INSTRUCTIONS FOR THE TASK =>
Wherever the string "true" shows up in the records below, return that line.

PROVIDED RECORDS =>
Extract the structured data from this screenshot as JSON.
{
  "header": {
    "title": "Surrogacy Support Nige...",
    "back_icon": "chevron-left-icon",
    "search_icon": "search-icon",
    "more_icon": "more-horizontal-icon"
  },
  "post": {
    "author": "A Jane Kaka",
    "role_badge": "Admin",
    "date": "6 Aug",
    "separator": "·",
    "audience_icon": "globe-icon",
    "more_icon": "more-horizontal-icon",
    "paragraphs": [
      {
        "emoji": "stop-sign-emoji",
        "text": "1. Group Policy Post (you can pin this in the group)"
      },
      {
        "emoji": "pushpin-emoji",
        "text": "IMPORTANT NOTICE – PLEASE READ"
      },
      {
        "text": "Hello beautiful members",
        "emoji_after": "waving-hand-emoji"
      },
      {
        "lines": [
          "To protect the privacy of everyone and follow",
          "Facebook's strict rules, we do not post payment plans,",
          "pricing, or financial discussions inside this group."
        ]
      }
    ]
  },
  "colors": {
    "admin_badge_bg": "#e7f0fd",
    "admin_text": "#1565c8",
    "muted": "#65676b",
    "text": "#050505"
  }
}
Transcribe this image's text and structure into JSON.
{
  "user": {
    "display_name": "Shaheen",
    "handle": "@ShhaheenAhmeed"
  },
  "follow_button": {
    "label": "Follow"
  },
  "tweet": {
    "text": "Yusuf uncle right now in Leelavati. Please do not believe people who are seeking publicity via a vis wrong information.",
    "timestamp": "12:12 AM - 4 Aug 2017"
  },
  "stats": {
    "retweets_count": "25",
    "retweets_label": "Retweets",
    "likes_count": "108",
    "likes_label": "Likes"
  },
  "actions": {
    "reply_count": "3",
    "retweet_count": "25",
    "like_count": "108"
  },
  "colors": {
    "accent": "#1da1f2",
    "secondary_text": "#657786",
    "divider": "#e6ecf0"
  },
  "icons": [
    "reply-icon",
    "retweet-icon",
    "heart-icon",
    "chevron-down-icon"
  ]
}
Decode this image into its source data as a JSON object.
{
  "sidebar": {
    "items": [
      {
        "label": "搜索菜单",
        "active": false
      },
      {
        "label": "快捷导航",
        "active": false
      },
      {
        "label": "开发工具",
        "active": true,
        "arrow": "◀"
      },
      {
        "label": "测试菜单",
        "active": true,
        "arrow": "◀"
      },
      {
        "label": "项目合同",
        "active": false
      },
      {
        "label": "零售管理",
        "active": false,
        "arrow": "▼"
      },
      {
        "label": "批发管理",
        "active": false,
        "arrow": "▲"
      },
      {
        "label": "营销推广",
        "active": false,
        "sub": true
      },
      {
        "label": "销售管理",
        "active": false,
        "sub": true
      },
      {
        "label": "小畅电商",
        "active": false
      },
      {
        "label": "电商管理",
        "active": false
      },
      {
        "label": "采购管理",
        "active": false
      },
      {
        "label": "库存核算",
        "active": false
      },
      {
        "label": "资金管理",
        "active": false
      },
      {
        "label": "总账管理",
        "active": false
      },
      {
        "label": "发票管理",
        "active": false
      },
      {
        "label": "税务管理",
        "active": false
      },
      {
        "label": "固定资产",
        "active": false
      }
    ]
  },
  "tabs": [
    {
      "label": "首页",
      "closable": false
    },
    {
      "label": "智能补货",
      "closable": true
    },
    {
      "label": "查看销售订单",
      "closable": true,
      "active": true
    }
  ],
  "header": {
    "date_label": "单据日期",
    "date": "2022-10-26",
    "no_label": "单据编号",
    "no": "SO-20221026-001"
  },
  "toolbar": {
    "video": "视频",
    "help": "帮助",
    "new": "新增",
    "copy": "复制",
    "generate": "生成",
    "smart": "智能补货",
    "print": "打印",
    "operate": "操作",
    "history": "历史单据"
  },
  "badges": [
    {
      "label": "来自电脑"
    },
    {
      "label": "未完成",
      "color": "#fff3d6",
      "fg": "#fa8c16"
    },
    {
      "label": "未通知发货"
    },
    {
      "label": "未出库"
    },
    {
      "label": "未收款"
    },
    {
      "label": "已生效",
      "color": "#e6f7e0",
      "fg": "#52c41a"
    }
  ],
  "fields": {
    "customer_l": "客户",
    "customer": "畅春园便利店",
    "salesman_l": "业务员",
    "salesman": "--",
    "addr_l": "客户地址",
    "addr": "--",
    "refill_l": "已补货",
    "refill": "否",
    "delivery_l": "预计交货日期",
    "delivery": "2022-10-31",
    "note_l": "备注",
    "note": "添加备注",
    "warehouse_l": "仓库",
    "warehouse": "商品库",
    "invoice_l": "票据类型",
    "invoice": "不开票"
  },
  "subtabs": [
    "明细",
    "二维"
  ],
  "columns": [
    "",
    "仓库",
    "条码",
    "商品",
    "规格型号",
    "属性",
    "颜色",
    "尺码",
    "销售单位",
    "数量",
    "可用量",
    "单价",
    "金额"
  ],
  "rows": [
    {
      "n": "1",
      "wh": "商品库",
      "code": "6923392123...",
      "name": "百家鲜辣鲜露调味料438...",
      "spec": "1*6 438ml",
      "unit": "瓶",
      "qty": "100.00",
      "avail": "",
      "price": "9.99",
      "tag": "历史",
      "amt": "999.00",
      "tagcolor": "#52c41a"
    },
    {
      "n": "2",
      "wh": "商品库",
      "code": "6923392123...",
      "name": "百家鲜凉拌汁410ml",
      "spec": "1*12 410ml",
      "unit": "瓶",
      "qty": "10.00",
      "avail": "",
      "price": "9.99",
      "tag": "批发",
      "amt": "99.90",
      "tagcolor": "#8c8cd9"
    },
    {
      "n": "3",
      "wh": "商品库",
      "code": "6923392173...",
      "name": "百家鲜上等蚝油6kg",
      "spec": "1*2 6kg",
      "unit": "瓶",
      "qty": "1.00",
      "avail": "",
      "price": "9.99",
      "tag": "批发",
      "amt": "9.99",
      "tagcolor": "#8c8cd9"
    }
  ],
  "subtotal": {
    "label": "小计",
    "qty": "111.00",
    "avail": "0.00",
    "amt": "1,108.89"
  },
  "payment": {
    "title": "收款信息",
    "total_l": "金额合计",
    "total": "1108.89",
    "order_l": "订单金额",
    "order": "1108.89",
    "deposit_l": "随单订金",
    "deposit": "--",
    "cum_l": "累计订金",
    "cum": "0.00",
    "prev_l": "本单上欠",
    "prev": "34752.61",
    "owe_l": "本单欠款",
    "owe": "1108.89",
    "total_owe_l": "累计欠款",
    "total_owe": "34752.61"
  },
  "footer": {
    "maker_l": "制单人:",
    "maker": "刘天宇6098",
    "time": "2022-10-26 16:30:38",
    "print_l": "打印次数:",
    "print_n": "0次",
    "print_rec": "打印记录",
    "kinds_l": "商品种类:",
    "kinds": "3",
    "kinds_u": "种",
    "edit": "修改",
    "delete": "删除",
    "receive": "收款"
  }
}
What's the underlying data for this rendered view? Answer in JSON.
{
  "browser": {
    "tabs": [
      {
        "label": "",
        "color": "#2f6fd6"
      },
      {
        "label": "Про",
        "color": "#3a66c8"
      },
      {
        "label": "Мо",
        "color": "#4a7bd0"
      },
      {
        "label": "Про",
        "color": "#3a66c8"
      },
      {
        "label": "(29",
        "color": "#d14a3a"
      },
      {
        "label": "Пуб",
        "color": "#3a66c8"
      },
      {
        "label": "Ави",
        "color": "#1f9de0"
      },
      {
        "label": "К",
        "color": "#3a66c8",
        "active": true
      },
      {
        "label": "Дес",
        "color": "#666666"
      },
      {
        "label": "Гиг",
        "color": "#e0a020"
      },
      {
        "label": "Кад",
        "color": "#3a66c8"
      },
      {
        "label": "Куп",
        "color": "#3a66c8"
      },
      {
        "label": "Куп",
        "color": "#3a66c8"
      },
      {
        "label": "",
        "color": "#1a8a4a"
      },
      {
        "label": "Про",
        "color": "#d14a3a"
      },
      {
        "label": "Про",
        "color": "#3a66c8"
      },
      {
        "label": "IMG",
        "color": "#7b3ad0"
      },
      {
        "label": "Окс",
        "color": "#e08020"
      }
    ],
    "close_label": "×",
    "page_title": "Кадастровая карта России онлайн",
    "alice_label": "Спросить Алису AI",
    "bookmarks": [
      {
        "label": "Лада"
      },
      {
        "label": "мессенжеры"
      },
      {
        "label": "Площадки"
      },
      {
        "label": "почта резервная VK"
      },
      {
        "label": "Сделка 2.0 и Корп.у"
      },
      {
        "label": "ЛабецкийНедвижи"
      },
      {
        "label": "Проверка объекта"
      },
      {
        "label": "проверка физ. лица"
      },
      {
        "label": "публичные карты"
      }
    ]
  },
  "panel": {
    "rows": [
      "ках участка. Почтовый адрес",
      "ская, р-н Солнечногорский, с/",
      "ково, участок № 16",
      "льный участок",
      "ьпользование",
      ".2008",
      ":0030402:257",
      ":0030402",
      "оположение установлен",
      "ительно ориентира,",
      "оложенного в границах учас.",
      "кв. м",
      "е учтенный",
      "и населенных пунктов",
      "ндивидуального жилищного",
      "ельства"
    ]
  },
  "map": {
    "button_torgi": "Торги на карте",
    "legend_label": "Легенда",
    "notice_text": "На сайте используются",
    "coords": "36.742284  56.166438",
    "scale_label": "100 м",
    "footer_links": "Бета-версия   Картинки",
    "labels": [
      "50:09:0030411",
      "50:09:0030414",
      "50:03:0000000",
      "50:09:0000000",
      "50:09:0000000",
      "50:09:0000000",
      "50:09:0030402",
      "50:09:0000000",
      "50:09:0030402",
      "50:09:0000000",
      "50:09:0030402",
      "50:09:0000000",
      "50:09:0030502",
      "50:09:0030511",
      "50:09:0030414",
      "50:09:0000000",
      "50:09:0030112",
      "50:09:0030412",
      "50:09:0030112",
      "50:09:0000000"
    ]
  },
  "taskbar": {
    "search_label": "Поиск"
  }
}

SOLUTION TO THIS TASK =>
        "active": true,
        "active": true,
        "sub": true
        "sub": true
      "closable": true
      "closable": true,
      "active": true
        "active": true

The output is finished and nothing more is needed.